Resilient Peoples & Place: Sitka Flowers The Chocolate Moose is a small business growing with its team

Small businesses like Sitka Flowers The Chocolate Moose bring character to our downtown streets.

Angela Ketah holds a bright bouquet of fresh flowers for her business, Sitka Flower & the Chocolate Moose. Angela’s dedication to her team’s wellbeing and growth has helped her lead the way through the difficulties of the pandemic, setting an example for entrepreneurs around the region. (Courtesy Photo / Lione Clare)
The author with a Kenai River rainbow caught during his honeymoon in June. (Jeff Lund / for the Juneau Empire)

I Went to the Woods: It’s OK to be happy
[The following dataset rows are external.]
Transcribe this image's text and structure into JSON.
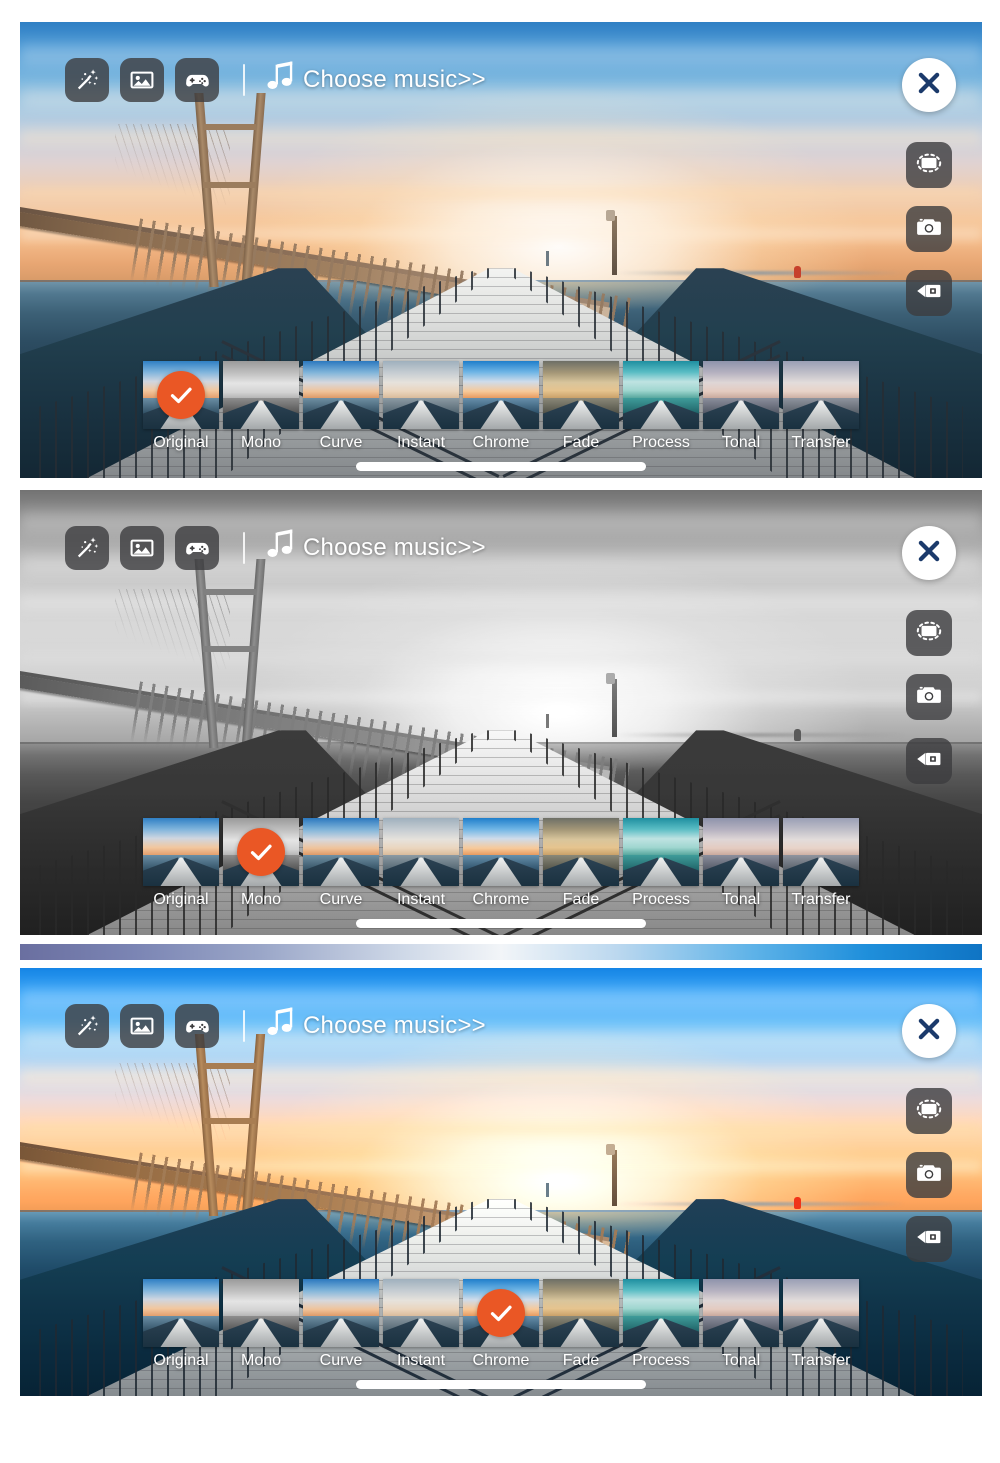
{
  "app": {
    "title": "Video Editor Filter Picker",
    "accent_orange": "#ea5725",
    "close_mark_color": "#1b3a6b",
    "button_bg": "rgba(60,60,62,0.80)"
  },
  "toolbar": {
    "magic_label": "magic-wand",
    "photo_label": "photo",
    "game_label": "game-controller",
    "divider": "|",
    "music_note": "music-note",
    "music_label": "Choose music>>"
  },
  "sidebar": {
    "close_label": "close",
    "rotate_label": "rotate",
    "camera_label": "camera",
    "video_label": "video-camera"
  },
  "filters": {
    "items": [
      {
        "label": "Original",
        "sky": "linear-gradient(180deg,#2f7fc4,#7fb4dc 30%,#cfd6e0 55%,#f2c79e 80%,#e39f6d 100%)",
        "sea": "linear-gradient(180deg,#6a8ea5,#2b4a5e 55%,#182d3c)"
      },
      {
        "label": "Mono",
        "sky": "linear-gradient(180deg,#9a9a9a,#c3c3c3 35%,#e4e4e4 60%,#d2d2d2 85%,#b5b5b5 100%)",
        "sea": "linear-gradient(180deg,#8e8e8e,#4c4c4c 55%,#2c2c2c)"
      },
      {
        "label": "Curve",
        "sky": "linear-gradient(180deg,#2b78bf,#83b6da 32%,#d6d8dd 58%,#f0c39a 82%,#dd9a68 100%)",
        "sea": "linear-gradient(180deg,#6f8fa3,#2c4a5c 55%,#1a2f3d)"
      },
      {
        "label": "Instant",
        "sky": "linear-gradient(180deg,#9fb0bd,#c6cdd2 32%,#e6e2dc 58%,#ead5bd 82%,#d9bb9c 100%)",
        "sea": "linear-gradient(180deg,#8c9aa3,#4b5f6b 55%,#30424d)"
      },
      {
        "label": "Chrome",
        "sky": "linear-gradient(180deg,#1f7ecb,#6fb5e5 30%,#cfdcea 56%,#f7c999 82%,#e79a60 100%)",
        "sea": "linear-gradient(180deg,#678fab,#264a62 55%,#132b3c)"
      },
      {
        "label": "Fade",
        "sky": "linear-gradient(180deg,#6d6f66,#a59878 32%,#d8c59c 58%,#e6c48f 80%,#c9a169 100%)",
        "sea": "linear-gradient(180deg,#8a8878,#4b4c42 55%,#2d2f28)"
      },
      {
        "label": "Process",
        "sky": "linear-gradient(180deg,#1e8fa0,#59bcc4 30%,#bfe3e2 56%,#9fd6cf 80%,#57a79e 100%)",
        "sea": "linear-gradient(180deg,#3f9c9a,#1c5e63 55%,#123f45)"
      },
      {
        "label": "Tonal",
        "sky": "linear-gradient(180deg,#8e93ab,#b6b2c0 32%,#ded6d6 58%,#e4cbc0 82%,#c9a99d 100%)",
        "sea": "linear-gradient(180deg,#8b8e9c,#4d5360 55%,#2f3540)"
      },
      {
        "label": "Transfer",
        "sky": "linear-gradient(180deg,#9a9fb5,#c0bfc8 32%,#e2dcdb 58%,#e8d3c8 82%,#cdb0a4 100%)",
        "sea": "linear-gradient(180deg,#8f949e,#525a63 55%,#333b43)"
      }
    ]
  },
  "panels": [
    {
      "id": "panel-1",
      "selected_filter": "Original",
      "selected_index": 0,
      "filter_mode": "none"
    },
    {
      "id": "panel-2",
      "selected_filter": "Mono",
      "selected_index": 1,
      "filter_mode": "mono"
    },
    {
      "id": "panel-3",
      "selected_filter": "Chrome",
      "selected_index": 4,
      "filter_mode": "chrome"
    }
  ],
  "home_indicator": "home-indicator"
}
Of course, it’s not as easy as going fishing.

The author with a Kenai River rainbow caught during his honeymoon in June. (Jeff Lund / for the Juneau Empire)
This photo shows sandhill cranes in a Southern Wisconsin field. "It’s always a big treat to see them," writes Mary F. Willson. (Courtesy Photo / J.S. Willson)

On the Trails: Visiting old home ground

By Mary F. Willson For the Juneau Empire In mid-October, I made a quick trip back to my old stomping grounds in southern Wisconsin. In… Continue reading

This photo shows sandhill cranes in a Southern Wisconsin field. "It’s always a big treat to see them," writes Mary F. Willson. (Courtesy Photo / J.S. Willson)
A bar-tailed godwit born in Alaska that undertakes one of the greatest non-stop migrations in the animal kingdom, often flying from Alaska straight to New Zealand in the fall. (Courtesy Photo / Zachary Pohlen)
A bar-tailed godwit born in Alaska that undertakes one of the greatest non-stop migrations in the animal kingdom, often flying from Alaska straight to New Zealand in the fall. (Courtesy Photo / Zachary Pohlen)
Yeilk’ Vivian Mork sits watching a sunset with nephews Timothy and Jackson Person, Wrangell. (Vivian Faith Prescott / For the Capital City Weekly)

Planet Alaska: 10 Southeast Alaskan gratitudes

Berries, arts, salmon and so much more.

Yeilk’ Vivian Mork sits watching a sunset with nephews Timothy and Jackson Person, Wrangell. (Vivian Faith Prescott / For the Capital City Weekly)
An American robin perches on a branch, with toes loosely curled. (Courtesy Photo / Bob Armstrong)

On the Trails: Why don’t birds fall off their perches?

A growing body of evidence suggests that birds have a second organ of equilibrium.

An American robin perches on a branch, with toes loosely curled. (Courtesy Photo / Bob Armstrong)